» What you need to do: Using the listing below, work out the number of lines in which "JSON" appears; return only that figure.

» Input data:
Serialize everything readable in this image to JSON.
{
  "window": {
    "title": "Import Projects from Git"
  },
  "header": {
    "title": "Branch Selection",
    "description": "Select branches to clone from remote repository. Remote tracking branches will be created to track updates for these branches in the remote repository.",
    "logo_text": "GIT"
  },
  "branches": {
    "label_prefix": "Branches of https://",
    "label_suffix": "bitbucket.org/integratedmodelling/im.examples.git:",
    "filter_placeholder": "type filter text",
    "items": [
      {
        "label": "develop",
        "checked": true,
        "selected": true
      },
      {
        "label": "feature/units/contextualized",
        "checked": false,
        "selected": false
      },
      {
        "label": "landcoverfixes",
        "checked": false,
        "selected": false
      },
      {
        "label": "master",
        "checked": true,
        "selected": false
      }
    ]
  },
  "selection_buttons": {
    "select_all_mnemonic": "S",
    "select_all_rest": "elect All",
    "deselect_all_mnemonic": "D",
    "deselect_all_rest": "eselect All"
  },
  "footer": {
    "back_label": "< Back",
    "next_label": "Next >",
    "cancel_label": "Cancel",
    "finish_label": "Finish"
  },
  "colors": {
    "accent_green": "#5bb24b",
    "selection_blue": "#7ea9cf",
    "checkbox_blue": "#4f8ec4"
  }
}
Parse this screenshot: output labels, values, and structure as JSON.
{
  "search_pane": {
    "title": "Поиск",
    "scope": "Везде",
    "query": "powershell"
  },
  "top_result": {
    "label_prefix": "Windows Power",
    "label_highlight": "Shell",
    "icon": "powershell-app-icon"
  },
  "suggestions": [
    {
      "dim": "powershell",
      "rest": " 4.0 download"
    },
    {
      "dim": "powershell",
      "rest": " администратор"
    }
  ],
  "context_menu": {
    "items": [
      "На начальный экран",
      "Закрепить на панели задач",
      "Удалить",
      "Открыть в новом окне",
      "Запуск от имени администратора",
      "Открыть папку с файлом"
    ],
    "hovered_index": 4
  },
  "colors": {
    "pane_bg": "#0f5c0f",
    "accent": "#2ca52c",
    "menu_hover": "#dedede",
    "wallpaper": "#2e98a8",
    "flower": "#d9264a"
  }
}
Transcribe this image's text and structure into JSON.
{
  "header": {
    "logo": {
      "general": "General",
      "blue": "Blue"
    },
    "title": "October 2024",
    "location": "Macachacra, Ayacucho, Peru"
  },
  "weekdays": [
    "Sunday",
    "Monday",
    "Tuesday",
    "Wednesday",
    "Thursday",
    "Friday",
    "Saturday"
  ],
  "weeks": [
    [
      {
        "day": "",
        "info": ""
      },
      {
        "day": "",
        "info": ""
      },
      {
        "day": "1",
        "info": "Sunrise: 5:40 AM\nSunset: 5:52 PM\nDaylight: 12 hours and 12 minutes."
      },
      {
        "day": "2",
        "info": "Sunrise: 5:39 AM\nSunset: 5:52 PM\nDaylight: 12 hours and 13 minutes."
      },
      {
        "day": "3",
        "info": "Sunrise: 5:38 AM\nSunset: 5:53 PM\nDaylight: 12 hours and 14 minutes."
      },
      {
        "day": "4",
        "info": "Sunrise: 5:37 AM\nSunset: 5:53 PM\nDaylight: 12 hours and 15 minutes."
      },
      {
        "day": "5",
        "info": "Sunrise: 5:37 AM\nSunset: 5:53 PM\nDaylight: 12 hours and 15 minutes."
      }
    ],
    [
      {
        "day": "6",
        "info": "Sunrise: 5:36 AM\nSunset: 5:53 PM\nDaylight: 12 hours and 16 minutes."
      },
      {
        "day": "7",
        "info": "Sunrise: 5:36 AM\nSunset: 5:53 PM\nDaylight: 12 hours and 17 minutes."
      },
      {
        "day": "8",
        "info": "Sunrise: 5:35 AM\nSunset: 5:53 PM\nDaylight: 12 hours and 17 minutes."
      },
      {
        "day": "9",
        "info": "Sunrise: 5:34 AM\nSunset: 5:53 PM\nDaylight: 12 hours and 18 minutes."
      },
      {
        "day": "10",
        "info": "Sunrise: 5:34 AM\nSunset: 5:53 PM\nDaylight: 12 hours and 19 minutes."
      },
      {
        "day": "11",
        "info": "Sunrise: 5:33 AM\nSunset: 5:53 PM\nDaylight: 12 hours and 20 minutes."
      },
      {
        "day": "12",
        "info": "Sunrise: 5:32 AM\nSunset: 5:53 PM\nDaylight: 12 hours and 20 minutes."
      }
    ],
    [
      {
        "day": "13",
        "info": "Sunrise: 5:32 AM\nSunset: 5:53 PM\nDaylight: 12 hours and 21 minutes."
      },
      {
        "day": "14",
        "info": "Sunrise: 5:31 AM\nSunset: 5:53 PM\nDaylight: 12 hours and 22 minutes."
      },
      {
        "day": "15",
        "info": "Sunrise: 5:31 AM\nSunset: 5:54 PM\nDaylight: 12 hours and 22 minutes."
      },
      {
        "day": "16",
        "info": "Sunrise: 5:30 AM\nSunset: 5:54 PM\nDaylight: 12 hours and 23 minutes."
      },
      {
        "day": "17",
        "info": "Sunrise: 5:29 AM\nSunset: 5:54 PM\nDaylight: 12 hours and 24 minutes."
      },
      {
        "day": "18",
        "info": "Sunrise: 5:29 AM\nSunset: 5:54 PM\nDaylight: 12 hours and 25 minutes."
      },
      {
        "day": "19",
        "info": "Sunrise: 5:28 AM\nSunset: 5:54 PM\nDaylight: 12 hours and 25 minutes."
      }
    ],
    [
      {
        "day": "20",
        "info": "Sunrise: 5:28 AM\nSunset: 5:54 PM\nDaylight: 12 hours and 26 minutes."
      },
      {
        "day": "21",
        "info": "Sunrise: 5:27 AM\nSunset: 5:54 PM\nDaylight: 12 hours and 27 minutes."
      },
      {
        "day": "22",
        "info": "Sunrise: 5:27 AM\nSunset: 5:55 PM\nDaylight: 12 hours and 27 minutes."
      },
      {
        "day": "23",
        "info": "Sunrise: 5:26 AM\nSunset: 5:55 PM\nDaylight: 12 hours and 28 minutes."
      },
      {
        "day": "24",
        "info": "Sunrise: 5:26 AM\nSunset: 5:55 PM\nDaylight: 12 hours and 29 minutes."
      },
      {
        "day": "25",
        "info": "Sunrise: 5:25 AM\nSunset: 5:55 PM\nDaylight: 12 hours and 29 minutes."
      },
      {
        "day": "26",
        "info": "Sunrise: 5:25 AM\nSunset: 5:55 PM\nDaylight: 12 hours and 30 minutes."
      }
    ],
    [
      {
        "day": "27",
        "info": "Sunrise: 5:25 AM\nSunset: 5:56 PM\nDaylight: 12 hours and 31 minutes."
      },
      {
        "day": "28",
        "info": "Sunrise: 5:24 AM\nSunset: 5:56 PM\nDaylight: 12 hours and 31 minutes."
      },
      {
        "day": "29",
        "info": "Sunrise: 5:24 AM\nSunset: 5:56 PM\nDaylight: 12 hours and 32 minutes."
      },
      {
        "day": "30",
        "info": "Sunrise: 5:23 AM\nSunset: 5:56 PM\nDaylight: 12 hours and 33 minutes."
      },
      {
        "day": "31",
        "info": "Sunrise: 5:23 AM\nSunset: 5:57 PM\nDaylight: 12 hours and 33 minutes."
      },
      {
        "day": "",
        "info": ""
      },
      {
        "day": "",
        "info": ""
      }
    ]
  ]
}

» Answer to the problem: 3